* _Work instructions_
Return all the lines below exactly as written. Drop every picture.
··· Records for this exercise ···
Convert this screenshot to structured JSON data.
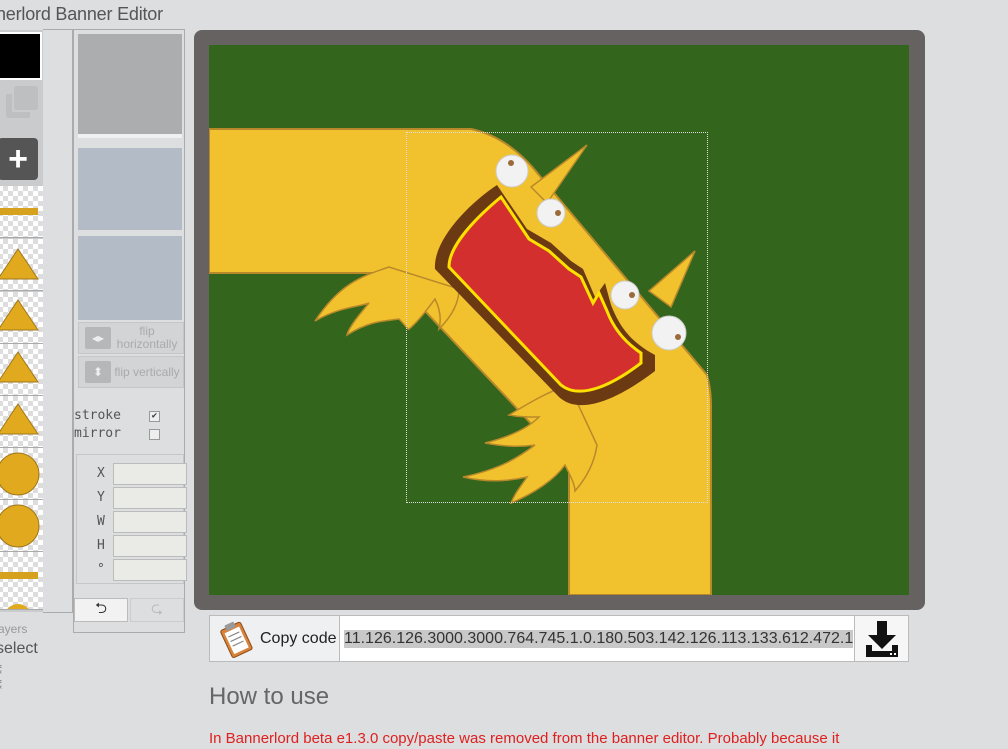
{
  "app": {
    "title": "nerlord Banner Editor"
  },
  "layers": {
    "footer_label": "ayers",
    "select_label": "select",
    "items": [
      {
        "shape": "bar"
      },
      {
        "shape": "triangle"
      },
      {
        "shape": "triangle"
      },
      {
        "shape": "triangle"
      },
      {
        "shape": "triangle"
      },
      {
        "shape": "circle"
      },
      {
        "shape": "circle"
      },
      {
        "shape": "bar"
      }
    ]
  },
  "props": {
    "flip_h_label": "flip horizontally",
    "flip_v_label": "flip vertically",
    "stroke_label": "stroke",
    "stroke_checked": "✔",
    "mirror_label": "mirror",
    "mirror_checked": "",
    "x_label": "X",
    "y_label": "Y",
    "w_label": "W",
    "h_label": "H",
    "deg_label": "°",
    "undo_icon": "⮌",
    "redo_icon": "⮎"
  },
  "canvas": {
    "background_color": "#33651c",
    "frame_color": "#666262"
  },
  "code": {
    "copy_label": "Copy code",
    "value": "11.126.126.3000.3000.764.745.1.0.180.503.142.126.113.133.612.472.1"
  },
  "content": {
    "howto_title": "How to use",
    "notice": "In Bannerlord beta e1.3.0 copy/paste was removed from the banner editor. Probably because it"
  },
  "colors": {
    "yellow": "#f2c12e",
    "red": "#d32f2f",
    "brown": "#6b3a12",
    "notice": "#e02020"
  }
}
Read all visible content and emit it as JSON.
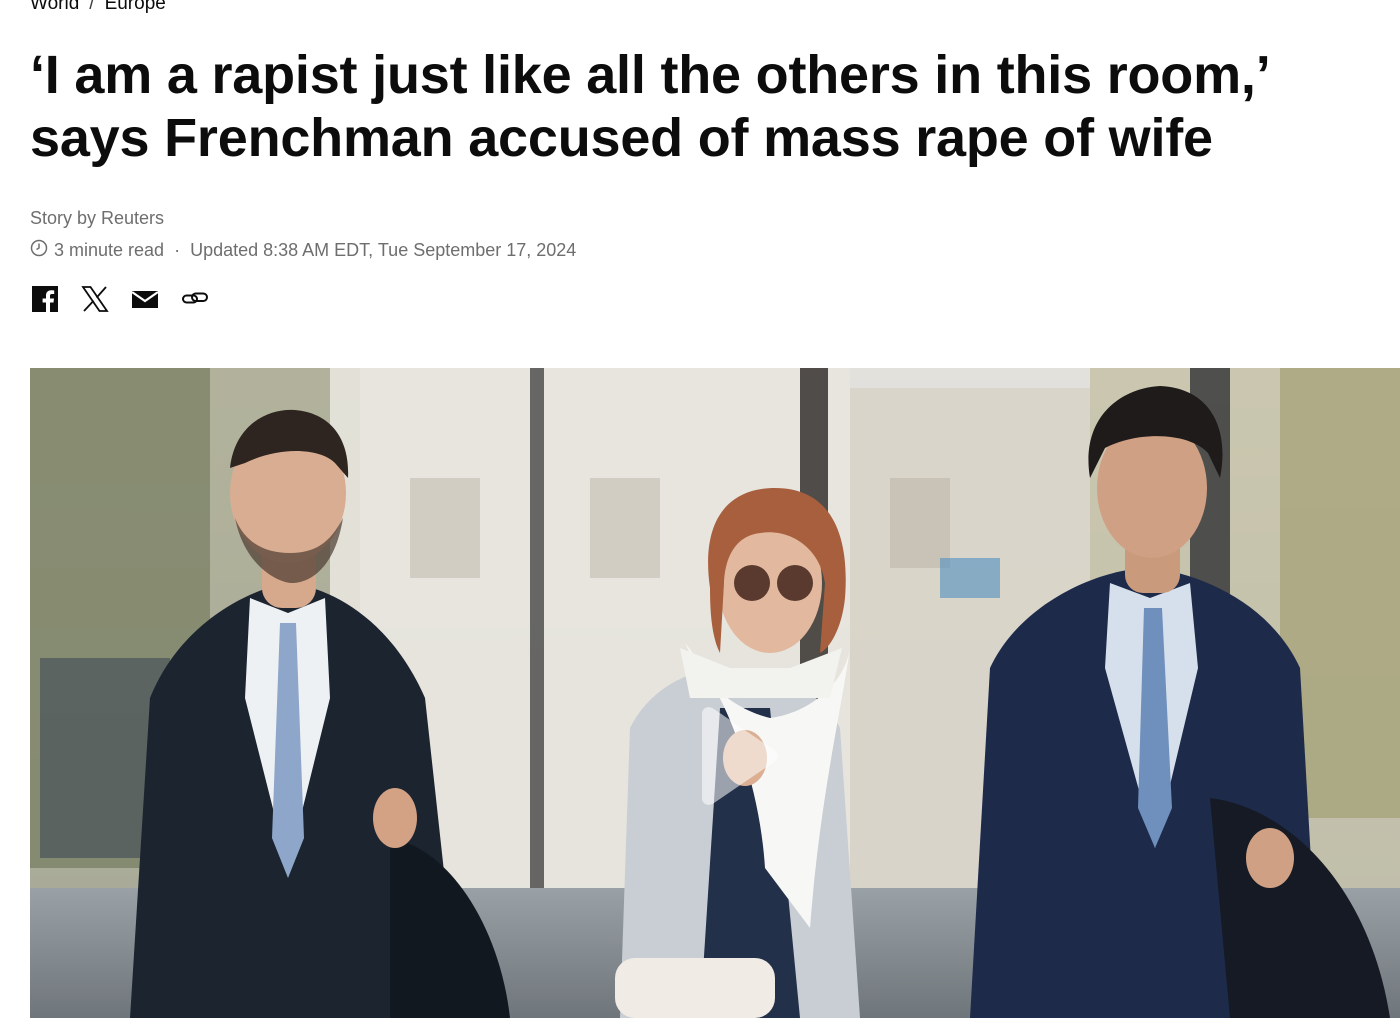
{
  "breadcrumb": {
    "items": [
      "World",
      "Europe"
    ],
    "separator": "/"
  },
  "article": {
    "headline_line1": "‘I am a rapist just like all the others in this room,’",
    "headline_line2": "says Frenchman accused of mass rape of wife",
    "byline": "Story by Reuters",
    "read_time": "3 minute read",
    "meta_separator": "·",
    "updated": "Updated 8:38 AM EDT, Tue September 17, 2024"
  },
  "share": {
    "icons": [
      "facebook-icon",
      "x-icon",
      "email-icon",
      "link-icon"
    ]
  },
  "media": {
    "type": "video",
    "play_icon": "play-icon"
  },
  "colors": {
    "text": "#0c0c0c",
    "meta": "#6e6e6e"
  }
}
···
* _Exercise output_
Convert this screenshot to structured JSON data.
{
  "app": {
    "title": "nerlord Banner Editor"
  },
  "layers": {
    "footer_label": "ayers",
    "select_label": "select",
    "items": [
      {
        "shape": "bar"
      },
      {
        "shape": "triangle"
      },
      {
        "shape": "triangle"
      },
      {
        "shape": "triangle"
      },
      {
        "shape": "triangle"
      },
      {
        "shape": "circle"
      },
      {
        "shape": "circle"
      },
      {
        "shape": "bar"
      }
    ]
  },
  "props": {
    "flip_h_label": "flip horizontally",
    "flip_v_label": "flip vertically",
    "stroke_label": "stroke",
    "stroke_checked": "✔",
    "mirror_label": "mirror",
    "mirror_checked": "",
    "x_label": "X",
    "y_label": "Y",
    "w_label": "W",
    "h_label": "H",
    "deg_label": "°",
    "undo_icon": "⮌",
    "redo_icon": "⮎"
  },
  "canvas": {
    "background_color": "#33651c",
    "frame_color": "#666262"
  },
  "code": {
    "copy_label": "Copy code",
    "value": "11.126.126.3000.3000.764.745.1.0.180.503.142.126.113.133.612.472.1"
  },
  "content": {
    "howto_title": "How to use",
    "notice": "In Bannerlord beta e1.3.0 copy/paste was removed from the banner editor. Probably because it"
  },
  "colors": {
    "yellow": "#f2c12e",
    "red": "#d32f2f",
    "brown": "#6b3a12",
    "notice": "#e02020"
  }
}
Read all visible content and emit it as JSON.
{
  "breadcrumb": {
    "items": [
      "World",
      "Europe"
    ],
    "separator": "/"
  },
  "article": {
    "headline_line1": "‘I am a rapist just like all the others in this room,’",
    "headline_line2": "says Frenchman accused of mass rape of wife",
    "byline": "Story by Reuters",
    "read_time": "3 minute read",
    "meta_separator": "·",
    "updated": "Updated 8:38 AM EDT, Tue September 17, 2024"
  },
  "share": {
    "icons": [
      "facebook-icon",
      "x-icon",
      "email-icon",
      "link-icon"
    ]
  },
  "media": {
    "type": "video",
    "play_icon": "play-icon"
  },
  "colors": {
    "text": "#0c0c0c",
    "meta": "#6e6e6e"
  }
}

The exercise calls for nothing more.